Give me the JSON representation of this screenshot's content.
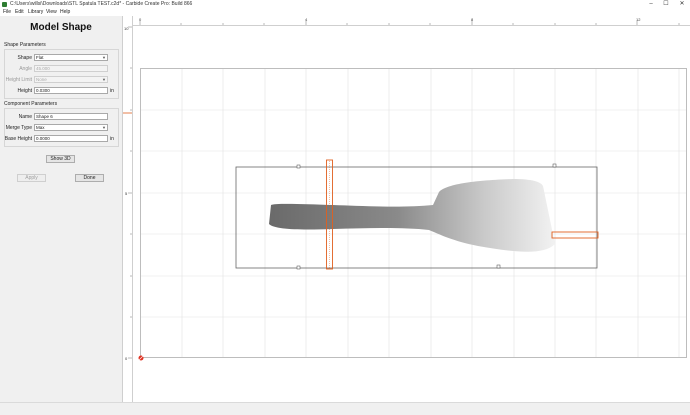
{
  "window": {
    "title": "C:\\Users\\willsi\\Downloads\\STL Spatula TEST.c2d* - Carbide Create Pro: Build 866",
    "controls": [
      "–",
      "☐",
      "✕"
    ]
  },
  "menu": [
    "File",
    "Edit",
    "Library",
    "View",
    "Help"
  ],
  "panel": {
    "title": "Model Shape",
    "shape_section": {
      "label": "Shape Parameters",
      "shape_label": "Shape",
      "shape_value": "Flat",
      "angle_label": "Angle",
      "angle_value": "45.000",
      "height_limit_label": "Height Limit",
      "height_limit_value": "None",
      "height_label": "Height",
      "height_value": "0.0300",
      "height_unit": "in"
    },
    "component_section": {
      "label": "Component Parameters",
      "name_label": "Name",
      "name_value": "Shape 6",
      "merge_label": "Merge Type",
      "merge_value": "Max",
      "base_label": "Base Height",
      "base_value": "0.0000",
      "base_unit": "in"
    },
    "show3d_label": "Show 3D",
    "apply_label": "Apply",
    "done_label": "Done"
  },
  "rulers": {
    "horizontal_ticks": [
      "0",
      "4",
      "8",
      "12"
    ],
    "vertical_ticks": [
      "10",
      "5",
      "0"
    ]
  },
  "colors": {
    "selection": "#e06020",
    "outline": "#666666",
    "grid": "#e2e2e2",
    "origin": "#e03020"
  }
}
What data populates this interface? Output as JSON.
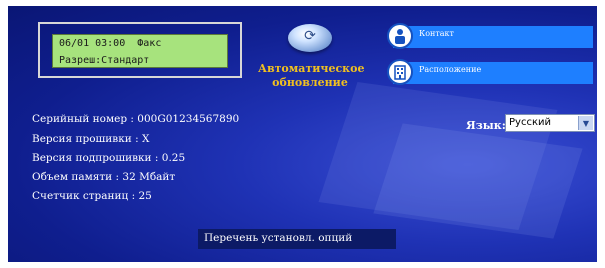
{
  "lcd": {
    "line1": "06/01 03:00  Факс",
    "line2": "Разреш:Стандарт"
  },
  "auto_update": {
    "label_line1": "Автоматическое",
    "label_line2": "обновление",
    "icon": "globe-refresh-icon"
  },
  "links": [
    {
      "label": "Контакт",
      "icon": "contact-person-icon"
    },
    {
      "label": "Расположение",
      "icon": "location-building-icon"
    }
  ],
  "language": {
    "label": "Язык:",
    "selected": "Русский"
  },
  "device_info": [
    "Серийный номер : 000G01234567890",
    "Версия прошивки : X",
    "Версия подпрошивки : 0.25",
    "Объем памяти : 32 Мбайт",
    "Счетчик страниц : 25"
  ],
  "options_link": "Перечень установл. опций",
  "colors": {
    "background": "#0f1e8e",
    "lcd": "#a7e37d",
    "accent_yellow": "#f0c020",
    "link_bar": "#1e7fff"
  }
}
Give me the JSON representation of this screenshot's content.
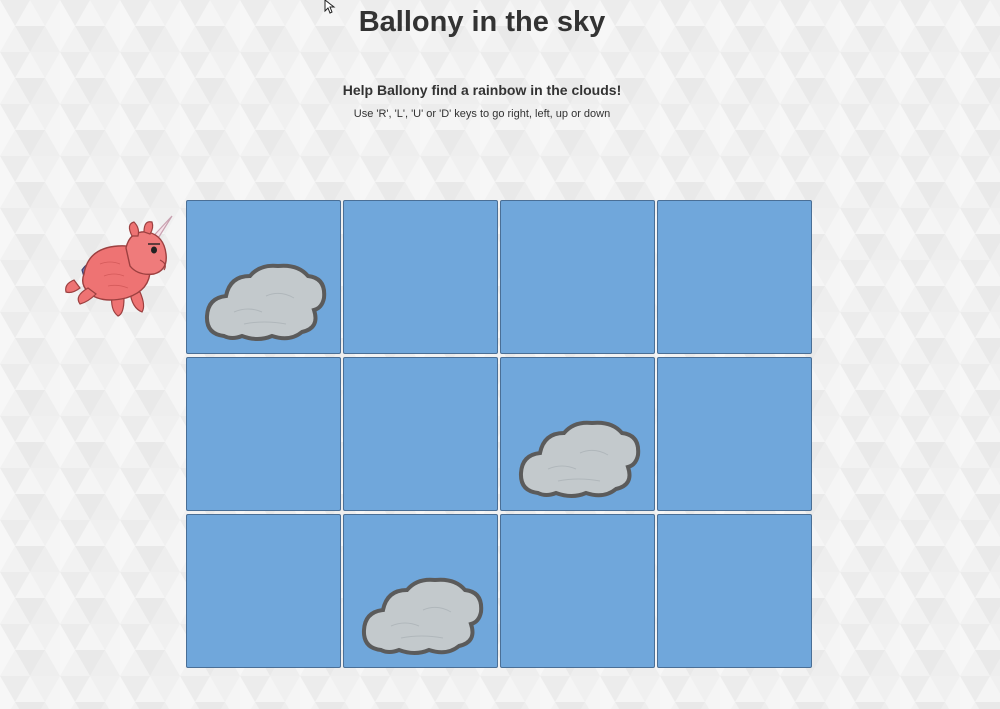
{
  "header": {
    "title": "Ballony in the sky",
    "subtitle": "Help Ballony find a rainbow in the clouds!",
    "instructions": "Use 'R', 'L', 'U' or 'D' keys to go right, left, up or down"
  },
  "board": {
    "rows": 3,
    "cols": 4,
    "cloud_cells": [
      {
        "row": 0,
        "col": 0
      },
      {
        "row": 1,
        "col": 2
      },
      {
        "row": 2,
        "col": 1
      }
    ],
    "player": {
      "row": 0,
      "col": -1,
      "name": "Ballony"
    }
  },
  "controls": [
    "R",
    "L",
    "U",
    "D"
  ],
  "colors": {
    "tile": "#70a7db",
    "tile_border": "#4a6f96",
    "cloud_fill": "#c3c9cc",
    "cloud_outline": "#5b5b5b",
    "ballony_body": "#ee7373",
    "text": "#333333"
  },
  "icons": {
    "cloud": "cloud-icon",
    "player": "pink-unicorn-balloon-icon"
  }
}
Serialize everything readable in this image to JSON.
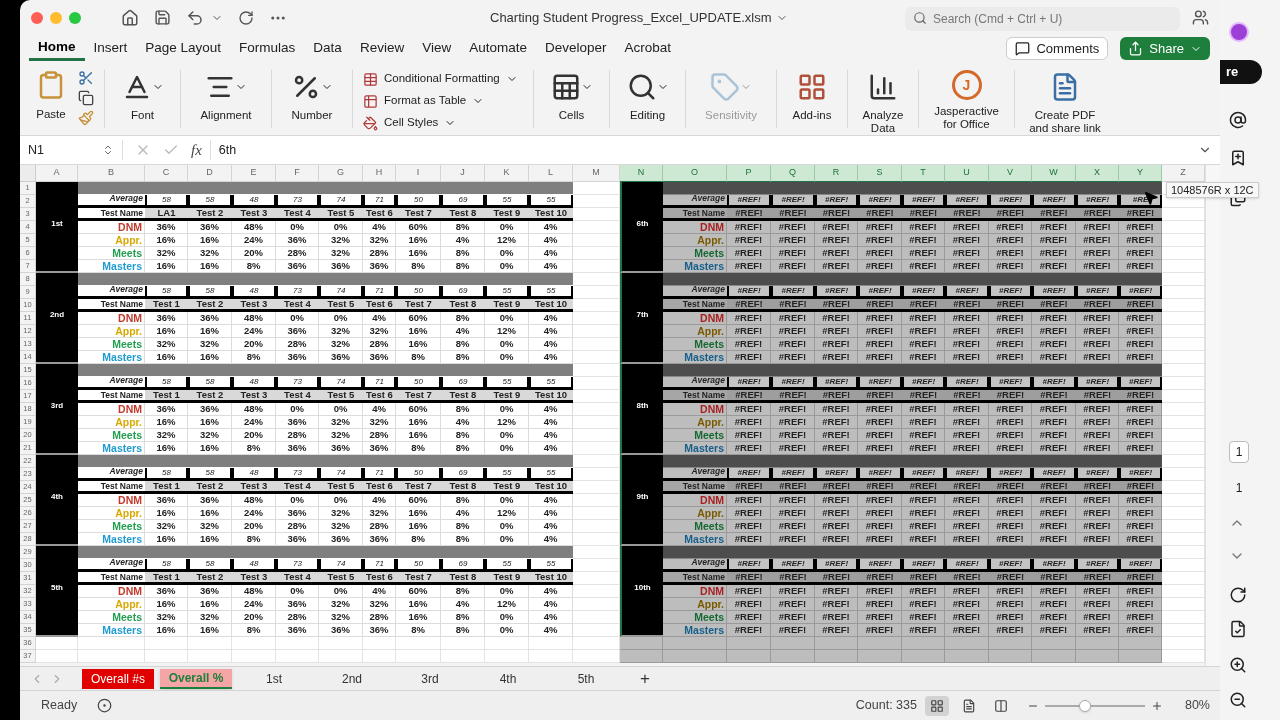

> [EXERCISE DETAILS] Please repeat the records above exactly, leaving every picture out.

> [SOLVED EXERCISE]
Give me the JSON representation of this screenshot's content.
{
  "window": {
    "title": "C:\\Users\\willsi\\Downloads\\STL Spatula TEST.c2d* - Carbide Create Pro: Build 866",
    "controls": [
      "–",
      "☐",
      "✕"
    ]
  },
  "menu": [
    "File",
    "Edit",
    "Library",
    "View",
    "Help"
  ],
  "panel": {
    "title": "Model Shape",
    "shape_section": {
      "label": "Shape Parameters",
      "shape_label": "Shape",
      "shape_value": "Flat",
      "angle_label": "Angle",
      "angle_value": "45.000",
      "height_limit_label": "Height Limit",
      "height_limit_value": "None",
      "height_label": "Height",
      "height_value": "0.0300",
      "height_unit": "in"
    },
    "component_section": {
      "label": "Component Parameters",
      "name_label": "Name",
      "name_value": "Shape 6",
      "merge_label": "Merge Type",
      "merge_value": "Max",
      "base_label": "Base Height",
      "base_value": "0.0000",
      "base_unit": "in"
    },
    "show3d_label": "Show 3D",
    "apply_label": "Apply",
    "done_label": "Done"
  },
  "rulers": {
    "horizontal_ticks": [
      "0",
      "4",
      "8",
      "12"
    ],
    "vertical_ticks": [
      "10",
      "5",
      "0"
    ]
  },
  "colors": {
    "selection": "#e06020",
    "outline": "#666666",
    "grid": "#e2e2e2",
    "origin": "#e03020"
  }
}
What data populates this interface? Output as JSON.
{
  "lcd": {
    "line1": "06/01 03:00  Факс",
    "line2": "Разреш:Стандарт"
  },
  "auto_update": {
    "label_line1": "Автоматическое",
    "label_line2": "обновление",
    "icon": "globe-refresh-icon"
  },
  "links": [
    {
      "label": "Контакт",
      "icon": "contact-person-icon"
    },
    {
      "label": "Расположение",
      "icon": "location-building-icon"
    }
  ],
  "language": {
    "label": "Язык:",
    "selected": "Русский"
  },
  "device_info": [
    "Серийный номер : 000G01234567890",
    "Версия прошивки : X",
    "Версия подпрошивки : 0.25",
    "Объем памяти : 32 Мбайт",
    "Счетчик страниц : 25"
  ],
  "options_link": "Перечень установл. опций",
  "colors": {
    "background": "#0f1e8e",
    "lcd": "#a7e37d",
    "accent_yellow": "#f0c020",
    "link_bar": "#1e7fff"
  }
}
Give me the JSON representation of this screenshot's content.
{
  "header": {
    "title": "Ballony in the sky",
    "subtitle": "Help Ballony find a rainbow in the clouds!",
    "instructions": "Use 'R', 'L', 'U' or 'D' keys to go right, left, up or down"
  },
  "board": {
    "rows": 3,
    "cols": 4,
    "cloud_cells": [
      {
        "row": 0,
        "col": 0
      },
      {
        "row": 1,
        "col": 2
      },
      {
        "row": 2,
        "col": 1
      }
    ],
    "player": {
      "row": 0,
      "col": -1,
      "name": "Ballony"
    }
  },
  "controls": [
    "R",
    "L",
    "U",
    "D"
  ],
  "colors": {
    "tile": "#70a7db",
    "tile_border": "#4a6f96",
    "cloud_fill": "#c3c9cc",
    "cloud_outline": "#5b5b5b",
    "ballony_body": "#ee7373",
    "text": "#333333"
  },
  "icons": {
    "cloud": "cloud-icon",
    "player": "pink-unicorn-balloon-icon"
  }
}
Serialize everything readable in this image to JSON.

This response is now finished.